Tech Tent: The WWW turns 30
In March 1989, a computer scientist at the Cern particle physics lab near Geneva submitted a proposal to his boss who scrawled "vague but exciting" on the document.
From that idea, the world wide web was born, and on this week's Tech Tent we celebrate its 30th birthday - and examine whether it can emerge from what its creator calls a downward spiral which has seen it become a vehicle for hatred and misinformation.
Sir Tim took a 40-hour journey to celebrate the web's birthday and travelled from Switzerland to London's Science Museum and then on to Lagos in Nigeria.
We dropped in on the Science Museum celebration to speak to three women with different perspectives on the web's history.

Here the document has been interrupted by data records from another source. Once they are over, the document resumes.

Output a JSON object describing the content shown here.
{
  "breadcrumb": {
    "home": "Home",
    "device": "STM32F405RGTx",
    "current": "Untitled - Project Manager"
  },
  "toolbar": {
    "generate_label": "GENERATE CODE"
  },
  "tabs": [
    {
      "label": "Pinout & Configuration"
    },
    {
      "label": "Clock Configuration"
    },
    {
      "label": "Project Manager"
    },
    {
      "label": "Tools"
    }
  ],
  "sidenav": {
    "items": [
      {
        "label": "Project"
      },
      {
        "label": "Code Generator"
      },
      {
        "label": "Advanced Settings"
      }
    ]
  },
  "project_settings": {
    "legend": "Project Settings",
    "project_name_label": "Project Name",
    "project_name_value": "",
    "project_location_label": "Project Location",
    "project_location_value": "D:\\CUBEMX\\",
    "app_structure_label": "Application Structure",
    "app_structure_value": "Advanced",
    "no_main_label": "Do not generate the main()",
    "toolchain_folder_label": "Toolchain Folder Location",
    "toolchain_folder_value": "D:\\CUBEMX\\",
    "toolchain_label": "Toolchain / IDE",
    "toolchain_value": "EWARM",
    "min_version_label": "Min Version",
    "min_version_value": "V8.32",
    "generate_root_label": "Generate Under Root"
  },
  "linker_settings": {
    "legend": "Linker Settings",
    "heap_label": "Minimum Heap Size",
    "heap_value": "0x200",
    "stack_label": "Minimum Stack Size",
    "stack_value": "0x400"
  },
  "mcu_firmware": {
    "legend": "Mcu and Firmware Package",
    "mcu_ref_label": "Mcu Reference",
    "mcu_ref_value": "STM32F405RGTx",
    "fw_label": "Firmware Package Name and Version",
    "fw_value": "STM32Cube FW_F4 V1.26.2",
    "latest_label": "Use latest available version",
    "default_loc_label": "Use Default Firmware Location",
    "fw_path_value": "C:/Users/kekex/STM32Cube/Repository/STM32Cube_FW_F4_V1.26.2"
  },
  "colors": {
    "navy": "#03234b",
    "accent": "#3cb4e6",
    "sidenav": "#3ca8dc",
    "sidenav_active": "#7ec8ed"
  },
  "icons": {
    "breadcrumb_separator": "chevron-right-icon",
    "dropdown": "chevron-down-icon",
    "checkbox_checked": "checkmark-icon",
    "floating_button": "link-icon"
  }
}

Dame Wendy Hall, a computer scientist who has worked with Sir Tim since the early days of the web, shares many of his concerns about its current state.
She admits they may have been too optimistic about human nature, but she still believes that ideas such as giving people more ownership of their data can give the web a healthier future.
Marieme Jamme, the first black woman to sit on the board of the Web Foundation, and tech entrepreneur Roya Mahboob, from Afghanistan, both take a very positive view of what the web has done for them.
Ms Jamme contrasts her life as a 13-year-old trafficked on to the streets of Paris before the web era with today when she is able to use the internet to combat trafficking and get information to girls.
Ms Mahboob told us that using the web for the first time at 16 was like leaving "digital darkness", connecting to the rest of the world and allowing her to set off on the path to becoming an entrepreneur.
And we take a journey into a very different web - the Chinese version. James Griffiths, author of The Great Firewall of China, explains how the Chinese authorities have managed to impose a very rigid system of censorship while still having a thriving web culture and some extremely powerful social media firms.
The web visionaries had a utopian vision of a borderless world where information flowed freely. But China has proved that you can make the web bow to a government's demands, and other authoritarian regimes are looking at its model with great interest.